Drivers could benefit in next month's Autumn Statement, it emerged, as the Chancellor headed off the threat of a Commons defeat over the price of petrol.
Several Tory backbenchers had been expected to back a Labour motion today calling for a 3p -a-litre rise in fuel duty scheduled for 1 January to be delayed for three months.
But the threat of a rebellion receded last night following well-placed hints that George Osborne will soon reveal extra help for motorists .
Tory and Liberal Democrat MPs will now combine to block the motion, leaving the Chancellor with a free hand to make his own announcement in the Autumn Statement on 5 December.

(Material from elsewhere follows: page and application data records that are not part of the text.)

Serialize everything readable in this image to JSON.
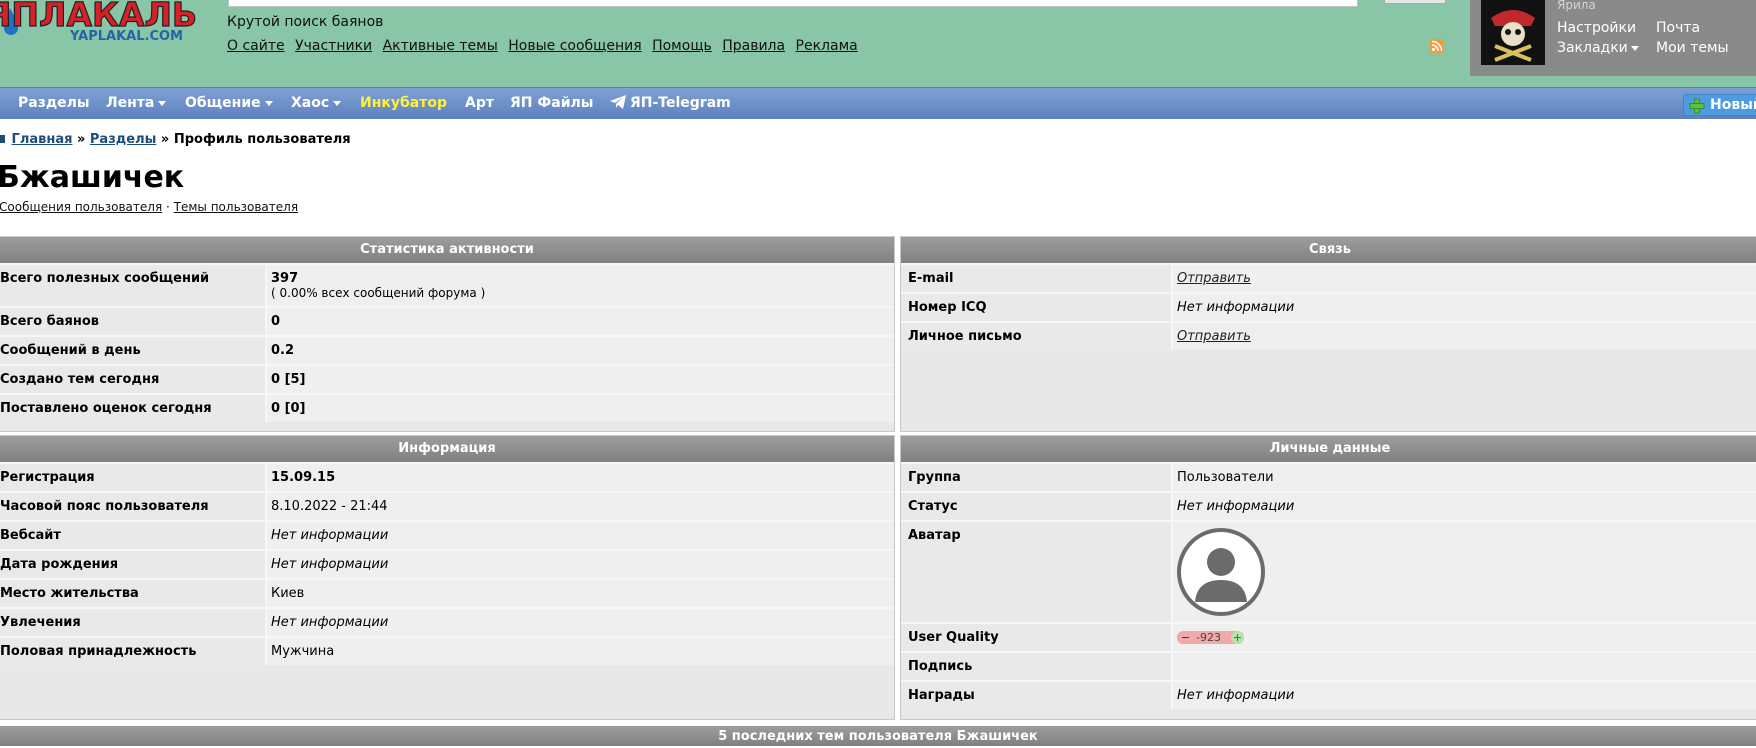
{
  "header": {
    "logo_text": "ЯПЛАКАЛЬ",
    "logo_sub": "YAPLAKAL.COM",
    "tagline": "Крутой поиск баянов",
    "links": [
      "О сайте",
      "Участники",
      "Активные темы",
      "Новые сообщения",
      "Помощь",
      "Правила",
      "Реклама"
    ]
  },
  "user_box": {
    "username": "Ярила",
    "settings": "Настройки",
    "mail": "Почта",
    "bookmarks": "Закладки",
    "my_topics": "Мои темы"
  },
  "nav": {
    "items": [
      "Разделы",
      "Лента",
      "Общение",
      "Хаос",
      "Инкубатор",
      "Арт",
      "ЯП Файлы",
      "ЯП-Telegram"
    ],
    "new_button": "Новый"
  },
  "colors": {
    "header_bg": "#88c6a7",
    "nav_bg": "#6a8ec8",
    "nav_highlight": "#fff23a",
    "panel_head": "#8e8e8e"
  },
  "breadcrumb": {
    "home": "Главная",
    "sections": "Разделы",
    "current": "Профиль пользователя",
    "separator": "»"
  },
  "profile": {
    "name": "Бжашичек",
    "messages_link": "Сообщения пользователя",
    "topics_link": "Темы пользователя",
    "separator": "·"
  },
  "activity": {
    "title": "Статистика активности",
    "rows": [
      {
        "label": "Всего полезных сообщений",
        "value": "397",
        "sub": "( 0.00% всех сообщений форума )"
      },
      {
        "label": "Всего баянов",
        "value": "0"
      },
      {
        "label": "Сообщений в день",
        "value": "0.2"
      },
      {
        "label": "Создано тем сегодня",
        "value": "0 [5]"
      },
      {
        "label": "Поставлено оценок сегодня",
        "value": "0 [0]"
      }
    ]
  },
  "contact": {
    "title": "Связь",
    "rows": [
      {
        "label": "E-mail",
        "value": "Отправить"
      },
      {
        "label": "Номер ICQ",
        "value": "Нет информации"
      },
      {
        "label": "Личное письмо",
        "value": "Отправить"
      }
    ]
  },
  "info": {
    "title": "Информация",
    "rows": [
      {
        "label": "Регистрация",
        "value": "15.09.15"
      },
      {
        "label": "Часовой пояс пользователя",
        "value": "8.10.2022 - 21:44"
      },
      {
        "label": "Вебсайт",
        "value": "Нет информации"
      },
      {
        "label": "Дата рождения",
        "value": "Нет информации"
      },
      {
        "label": "Место жительства",
        "value": "Киев"
      },
      {
        "label": "Увлечения",
        "value": "Нет информации"
      },
      {
        "label": "Половая принадлежность",
        "value": "Мужчина"
      }
    ]
  },
  "personal": {
    "title": "Личные данные",
    "rows": [
      {
        "label": "Группа",
        "value": "Пользователи"
      },
      {
        "label": "Статус",
        "value": "Нет информации"
      },
      {
        "label": "Аватар",
        "value": ""
      },
      {
        "label": "User Quality",
        "value": "-923",
        "minus": "−",
        "plus": "+"
      },
      {
        "label": "Подпись",
        "value": ""
      },
      {
        "label": "Награды",
        "value": "Нет информации"
      }
    ]
  },
  "footer": {
    "last_topics": "5 последних тем пользователя Бжашичек"
  }
}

Robert Halfon, the Tory MP who has been leading a campaign against the planned increase, told The Independent: "When I first heard about the motion I was going to support it, but I have had various conversations and I genuinely believe that Mr Osborne is in strong listening mode so I'm not, as a Tory, going to help Ed Balls knife the Government. You might get one or two Tories voting with Labour, but not many.
"If you look at his motion, it is only to freeze the duty for three months. The Government has talked about lowering the cost of living. If the Autumn Statement has nothing in it and the fuel duty rise goes ahead, then I'll go public and really make a stink. I wouldn't vote with the Government if I didn't genuinely believe they're listening."
The planned increase, which would mean almost 60p out of every pound spent at the pumps went to the Treasury, was scheduled to come into effect in August, but was put back for five months by the Chancellor after opposition from road user groups.
The consumer group Which? called yesterday for the rise to be postponed after an opinion poll suggested that 39 per cent would be forced to cut back on motoring costs.
The organisation's executive director Richard Lloyd said: "Rising fuel prices are the No 1 consumer worry and people are already telling us they're having to cut back and dip into savings just to get by. The forthcoming Autumn Statement must focus on measures that will help put money back in the pockets of consumers."
But the transport charity Sustrans warned that abandoning the fuel duty rise would increase the gap between the poorest in society, who cannot afford to drive, and the majority who can. They argued for the income from fuel duty to be invested in cheap transport.